START Given records

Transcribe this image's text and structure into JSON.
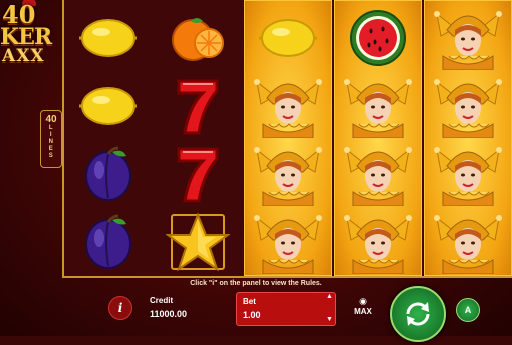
{
  "logo": {
    "line1": "40",
    "line2": "KER",
    "line3": "AXX"
  },
  "lines_badge": {
    "number": "40",
    "word": "LINES"
  },
  "reels": [
    {
      "type": "normal",
      "symbols": [
        "lemon",
        "lemon",
        "plum",
        "plum"
      ]
    },
    {
      "type": "normal",
      "symbols": [
        "orange",
        "seven",
        "seven",
        "star"
      ]
    },
    {
      "type": "gold",
      "symbols": [
        "lemon",
        "joker",
        "joker",
        "joker"
      ]
    },
    {
      "type": "gold",
      "symbols": [
        "watermelon",
        "joker",
        "joker",
        "joker"
      ]
    },
    {
      "type": "gold",
      "symbols": [
        "joker",
        "joker",
        "joker",
        "joker"
      ]
    }
  ],
  "message": "Click \"i\" on the panel to view the Rules.",
  "panel": {
    "info_label": "i",
    "credit_label": "Credit",
    "credit_value": "11000.00",
    "bet_label": "Bet",
    "bet_value": "1.00",
    "max_label": "MAX",
    "auto_label": "A"
  },
  "colors": {
    "accent_gold": "#f3a512",
    "panel_red": "#b80e0e",
    "spin_green": "#1a7a2c"
  }
}
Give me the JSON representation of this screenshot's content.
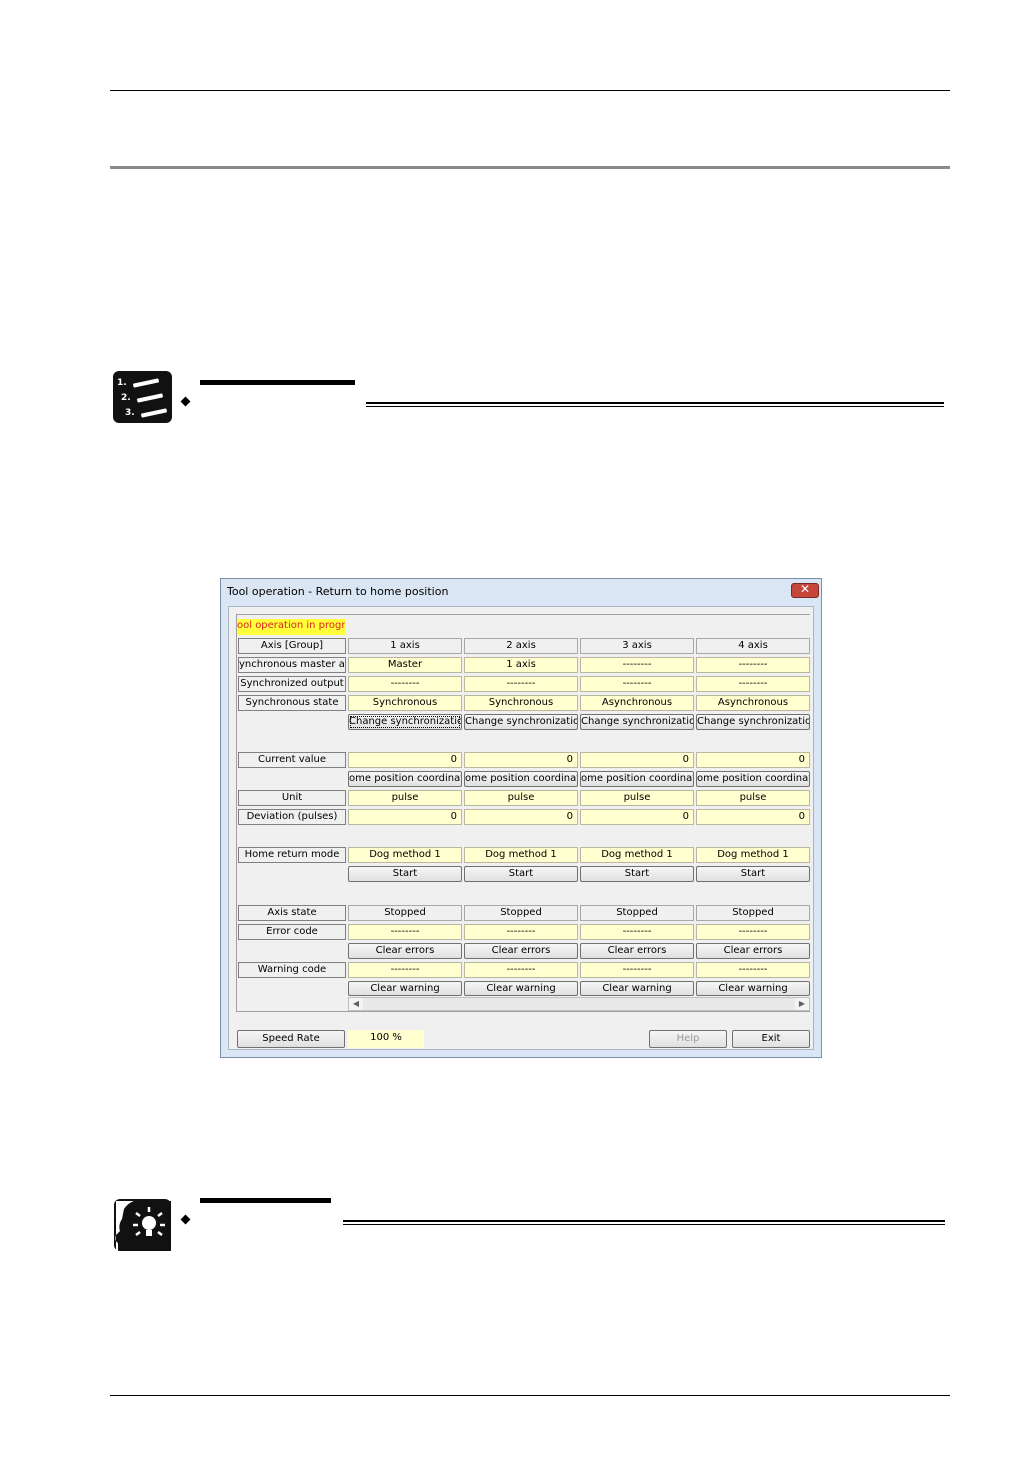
{
  "window": {
    "title": "Tool operation - Return to home position",
    "close_symbol": "✕",
    "status_text": "ool operation in progres"
  },
  "grid": {
    "header_label": "Axis [Group]",
    "axes": [
      "1 axis",
      "2 axis",
      "3 axis",
      "4 axis"
    ],
    "rows": {
      "sync_master": {
        "label": "ynchronous master axi",
        "values": [
          "Master",
          "1 axis",
          "--------",
          "--------"
        ]
      },
      "sync_output": {
        "label": "Synchronized output",
        "values": [
          "--------",
          "--------",
          "--------",
          "--------"
        ]
      },
      "sync_state": {
        "label": "Synchronous state",
        "values": [
          "Synchronous",
          "Synchronous",
          "Asynchronous",
          "Asynchronous"
        ]
      },
      "change_sync_button": "Change synchronization",
      "current_value": {
        "label": "Current value",
        "values": [
          "0",
          "0",
          "0",
          "0"
        ]
      },
      "home_coord_button": "ome position coordinate",
      "unit": {
        "label": "Unit",
        "values": [
          "pulse",
          "pulse",
          "pulse",
          "pulse"
        ]
      },
      "deviation": {
        "label": "Deviation (pulses)",
        "values": [
          "0",
          "0",
          "0",
          "0"
        ]
      },
      "home_return_mode": {
        "label": "Home return mode",
        "values": [
          "Dog method 1",
          "Dog method 1",
          "Dog method 1",
          "Dog method 1"
        ]
      },
      "start_button": "Start",
      "axis_state": {
        "label": "Axis state",
        "values": [
          "Stopped",
          "Stopped",
          "Stopped",
          "Stopped"
        ]
      },
      "error_code": {
        "label": "Error code",
        "values": [
          "--------",
          "--------",
          "--------",
          "--------"
        ]
      },
      "clear_errors_button": "Clear errors",
      "warning_code": {
        "label": "Warning code",
        "values": [
          "--------",
          "--------",
          "--------",
          "--------"
        ]
      },
      "clear_warning_button": "Clear warning"
    }
  },
  "footer": {
    "speed_rate_label": "Speed Rate",
    "speed_rate_value": "100 %",
    "help_label": "Help",
    "exit_label": "Exit"
  },
  "scroll": {
    "left_arrow": "◀",
    "right_arrow": "▶"
  }
}
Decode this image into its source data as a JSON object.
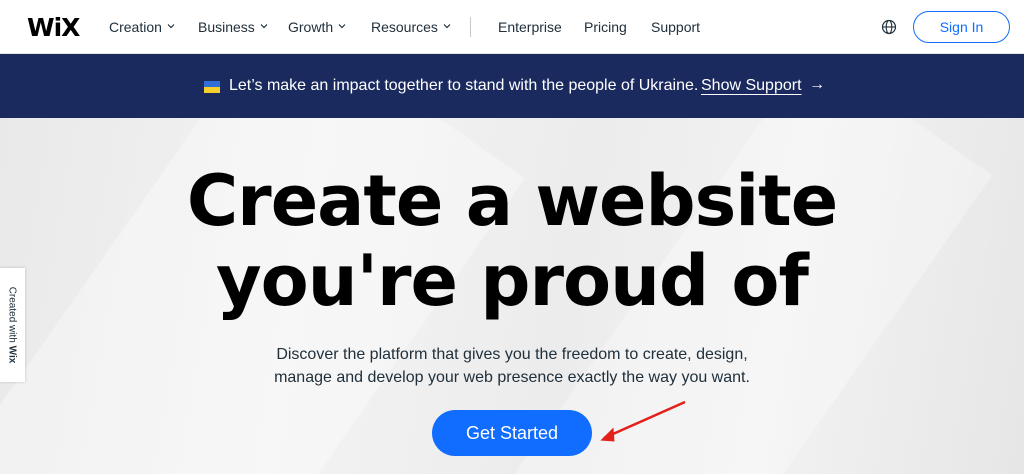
{
  "nav": {
    "logo": "WiX",
    "items": [
      {
        "label": "Creation",
        "has_dropdown": true
      },
      {
        "label": "Business",
        "has_dropdown": true
      },
      {
        "label": "Growth",
        "has_dropdown": true
      },
      {
        "label": "Resources",
        "has_dropdown": true
      },
      {
        "label": "Enterprise",
        "has_dropdown": false
      },
      {
        "label": "Pricing",
        "has_dropdown": false
      },
      {
        "label": "Support",
        "has_dropdown": false
      }
    ],
    "language_icon": "globe-icon",
    "signin_label": "Sign In"
  },
  "banner": {
    "flag_icon": "ukraine-flag-icon",
    "text": "Let’s make an impact together to stand with the people of Ukraine.",
    "link": "Show Support",
    "arrow": "→"
  },
  "hero": {
    "headline_line1": "Create a website",
    "headline_line2": "you're proud of",
    "subtitle": "Discover the platform that gives you the freedom to create, design, manage and develop your web presence exactly the way you want.",
    "cta_label": "Get Started"
  },
  "side_tab": {
    "prefix": "Created with ",
    "brand": "Wix"
  },
  "colors": {
    "accent": "#116dff",
    "banner_bg": "#1a2a5e",
    "annotation_arrow": "#e3201b"
  }
}
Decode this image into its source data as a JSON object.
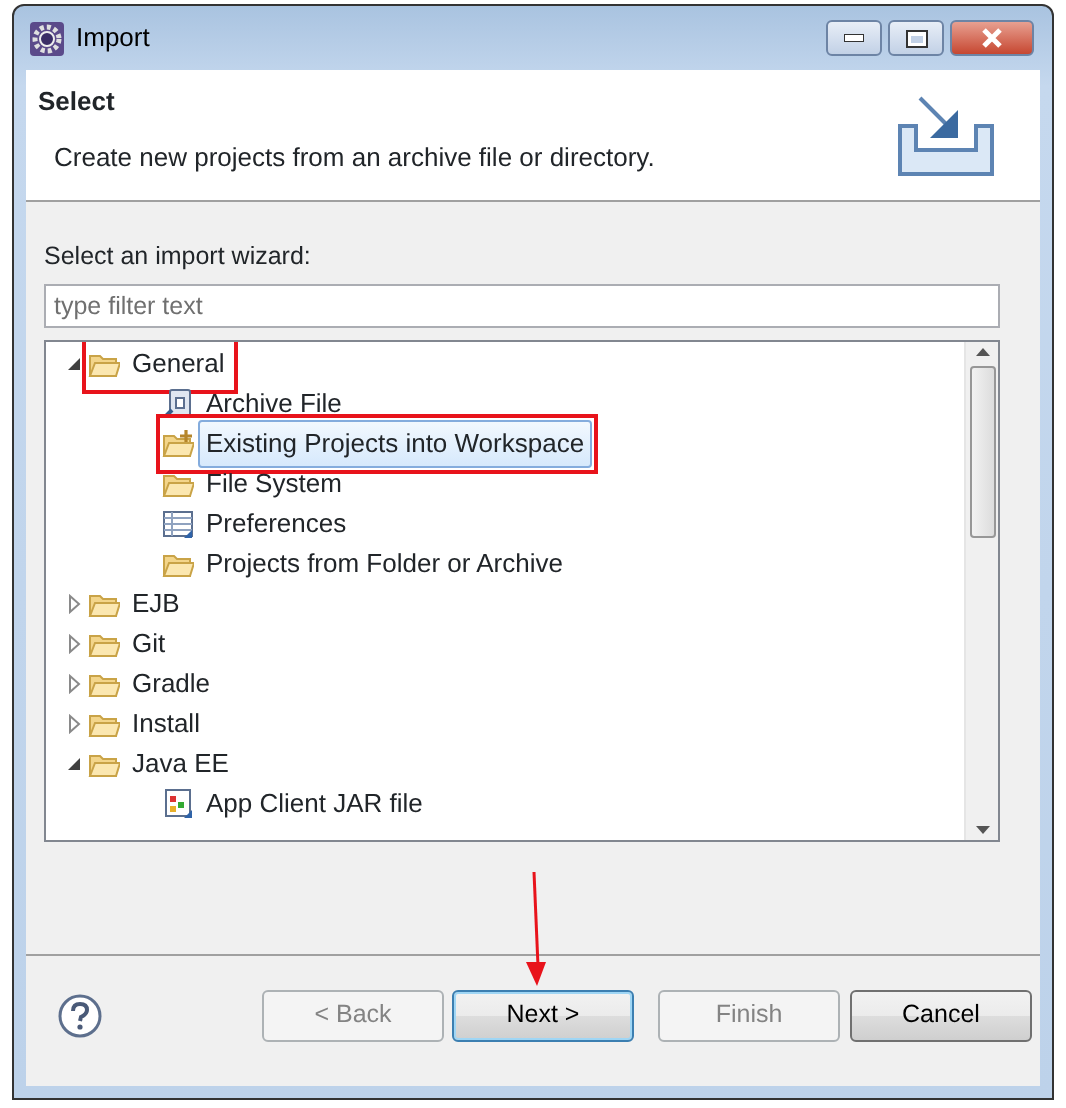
{
  "window": {
    "title": "Import"
  },
  "header": {
    "title": "Select",
    "description": "Create new projects from an archive file or directory."
  },
  "wizard_label": "Select an import wizard:",
  "filter": {
    "placeholder": "type filter text"
  },
  "tree": [
    {
      "label": "General",
      "kind": "folder",
      "expanded": true,
      "selected": false,
      "annotated": true,
      "children": [
        {
          "label": "Archive File",
          "kind": "archive",
          "selected": false
        },
        {
          "label": "Existing Projects into Workspace",
          "kind": "project",
          "selected": true,
          "annotated": true
        },
        {
          "label": "File System",
          "kind": "folder",
          "selected": false
        },
        {
          "label": "Preferences",
          "kind": "table",
          "selected": false
        },
        {
          "label": "Projects from Folder or Archive",
          "kind": "folder",
          "selected": false
        }
      ]
    },
    {
      "label": "EJB",
      "kind": "folder",
      "expanded": false,
      "selected": false
    },
    {
      "label": "Git",
      "kind": "folder",
      "expanded": false,
      "selected": false
    },
    {
      "label": "Gradle",
      "kind": "folder",
      "expanded": false,
      "selected": false
    },
    {
      "label": "Install",
      "kind": "folder",
      "expanded": false,
      "selected": false
    },
    {
      "label": "Java EE",
      "kind": "folder",
      "expanded": true,
      "selected": false,
      "children": [
        {
          "label": "App Client JAR file",
          "kind": "jar",
          "selected": false
        }
      ]
    }
  ],
  "buttons": [
    {
      "label": "< Back",
      "disabled": true,
      "default": false
    },
    {
      "label": "Next >",
      "disabled": false,
      "default": true,
      "pointed": true
    },
    {
      "label": "Finish",
      "disabled": true,
      "default": false
    },
    {
      "label": "Cancel",
      "disabled": false,
      "default": false
    }
  ]
}
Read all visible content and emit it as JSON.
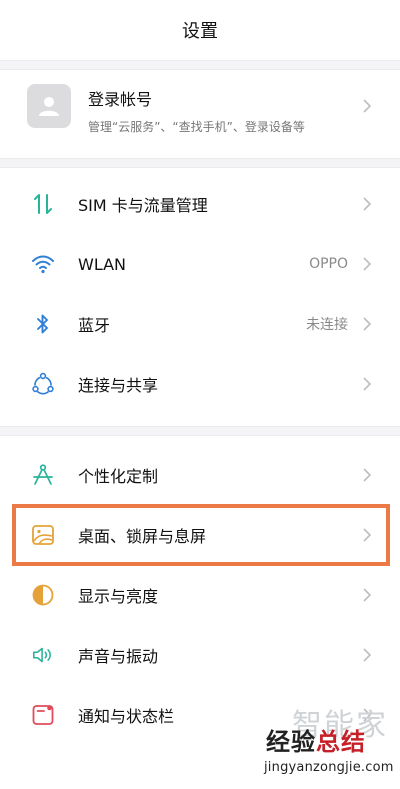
{
  "header": {
    "title": "设置"
  },
  "account": {
    "title": "登录帐号",
    "subtitle": "管理“云服务”、“查找手机”、登录设备等",
    "icon": "user-avatar-icon"
  },
  "group1": [
    {
      "label": "SIM 卡与流量管理",
      "value": "",
      "icon": "sim-data-icon"
    },
    {
      "label": "WLAN",
      "value": "OPPO",
      "icon": "wifi-icon"
    },
    {
      "label": "蓝牙",
      "value": "未连接",
      "icon": "bluetooth-icon"
    },
    {
      "label": "连接与共享",
      "value": "",
      "icon": "connection-share-icon"
    }
  ],
  "group2": [
    {
      "label": "个性化定制",
      "value": "",
      "icon": "personalization-icon"
    },
    {
      "label": "桌面、锁屏与息屏",
      "value": "",
      "icon": "wallpaper-icon"
    },
    {
      "label": "显示与亮度",
      "value": "",
      "icon": "display-brightness-icon"
    },
    {
      "label": "声音与振动",
      "value": "",
      "icon": "sound-icon"
    },
    {
      "label": "通知与状态栏",
      "value": "",
      "icon": "notification-icon"
    }
  ],
  "highlight_color": "#ec7a47",
  "watermark": {
    "top": "智能家",
    "brand_a": "经验",
    "brand_b": "总结",
    "url": "jingyanzongjie.com"
  }
}
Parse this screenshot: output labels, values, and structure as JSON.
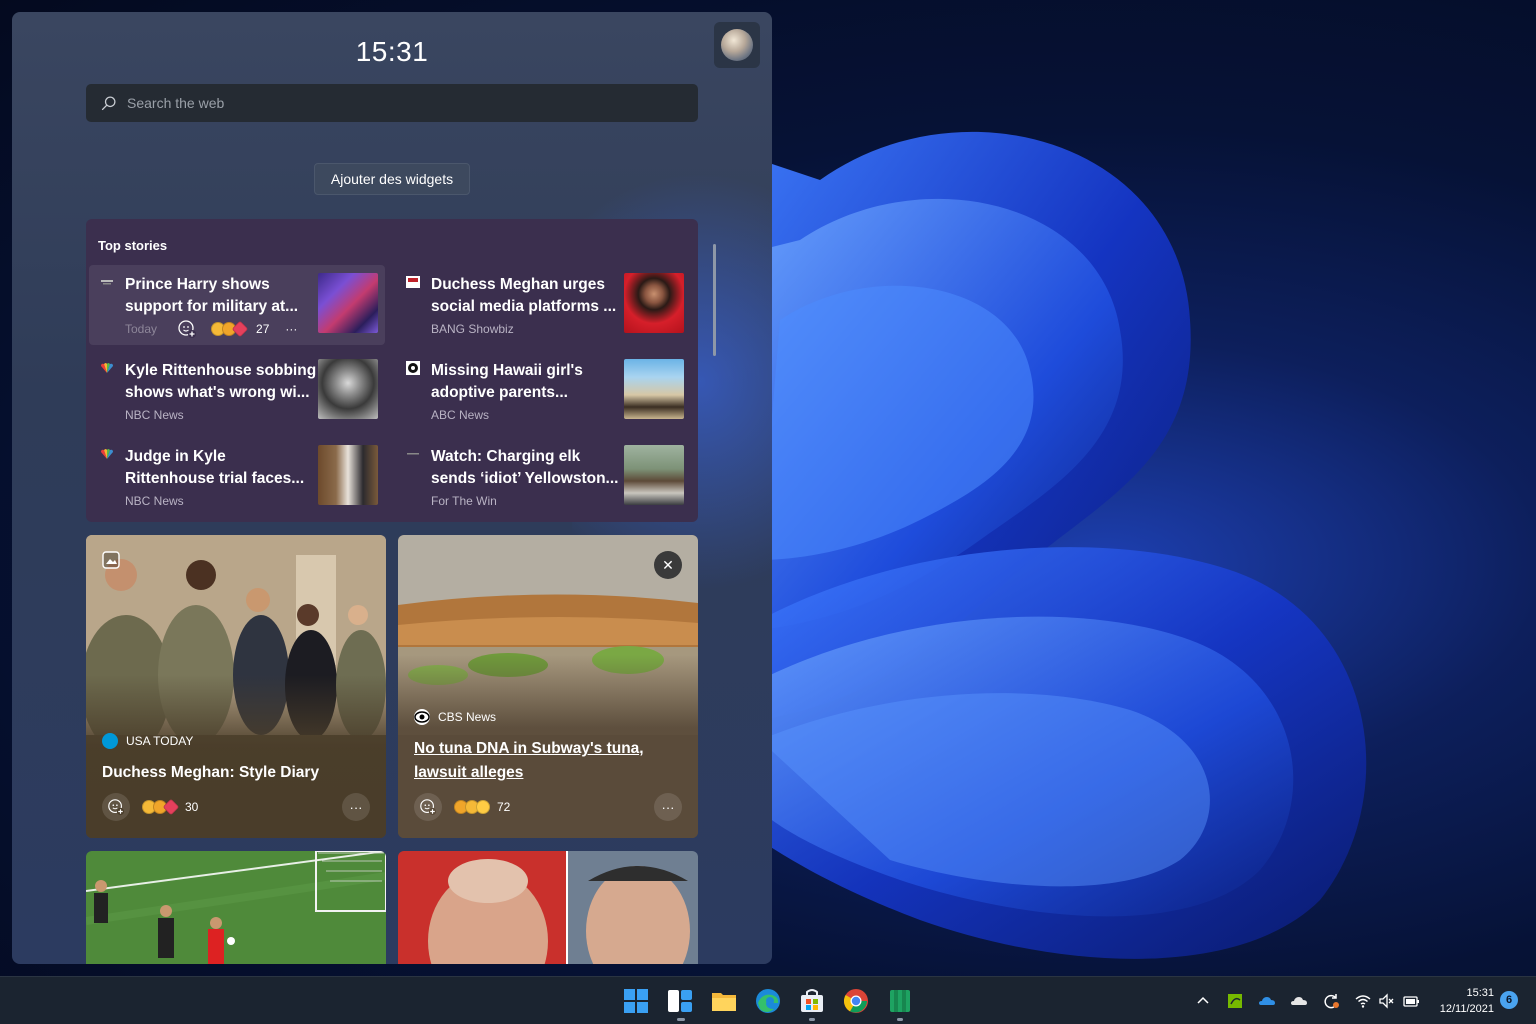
{
  "panel": {
    "clock": "15:31",
    "search_placeholder": "Search the web",
    "add_widgets_label": "Ajouter des widgets"
  },
  "top_stories": {
    "title": "Top stories",
    "items": [
      {
        "headline": "Prince Harry shows support for military at...",
        "source": "Today",
        "reaction_count": "27",
        "more": "···"
      },
      {
        "headline": "Duchess Meghan urges social media platforms ...",
        "source": "BANG Showbiz"
      },
      {
        "headline": "Kyle Rittenhouse sobbing shows what's wrong wi...",
        "source": "NBC News"
      },
      {
        "headline": "Missing Hawaii girl's adoptive parents...",
        "source": "ABC News"
      },
      {
        "headline": "Judge in Kyle Rittenhouse trial faces...",
        "source": "NBC News"
      },
      {
        "headline": "Watch: Charging elk sends ‘idiot’ Yellowston...",
        "source": "For The Win"
      }
    ]
  },
  "cards": [
    {
      "source": "USA TODAY",
      "title": "Duchess Meghan: Style Diary",
      "reaction_count": "30",
      "more": "···"
    },
    {
      "source": "CBS News",
      "title": "No tuna DNA in Subway's tuna, lawsuit alleges",
      "reaction_count": "72",
      "more": "···",
      "close": "✕"
    }
  ],
  "taskbar": {
    "time": "15:31",
    "date": "12/11/2021",
    "notifications": "6",
    "apps": [
      "start-icon",
      "widgets-icon",
      "file-explorer-icon",
      "edge-icon",
      "store-icon",
      "chrome-icon",
      "app-icon"
    ]
  },
  "colors": {
    "accent": "#4aa3ef",
    "top_stories_bg": "#3b2f4e",
    "panel_bg": "#2f3c58"
  }
}
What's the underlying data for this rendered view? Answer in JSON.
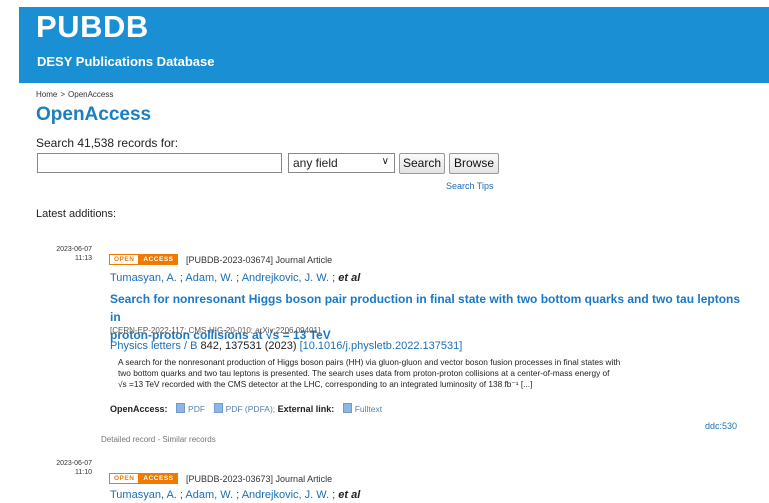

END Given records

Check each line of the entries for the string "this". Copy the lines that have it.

■ Task output:
Transcribe this image's text and structure into JSON.
Give me the JSON representation of this screenshot's content.
Decode this image into its source data as a JSON object.
Decode this image into its source data as a JSON object.
Parse this screenshot: output labels, values, and structure as JSON.
What's the underlying data for this rendered view? Answer in JSON.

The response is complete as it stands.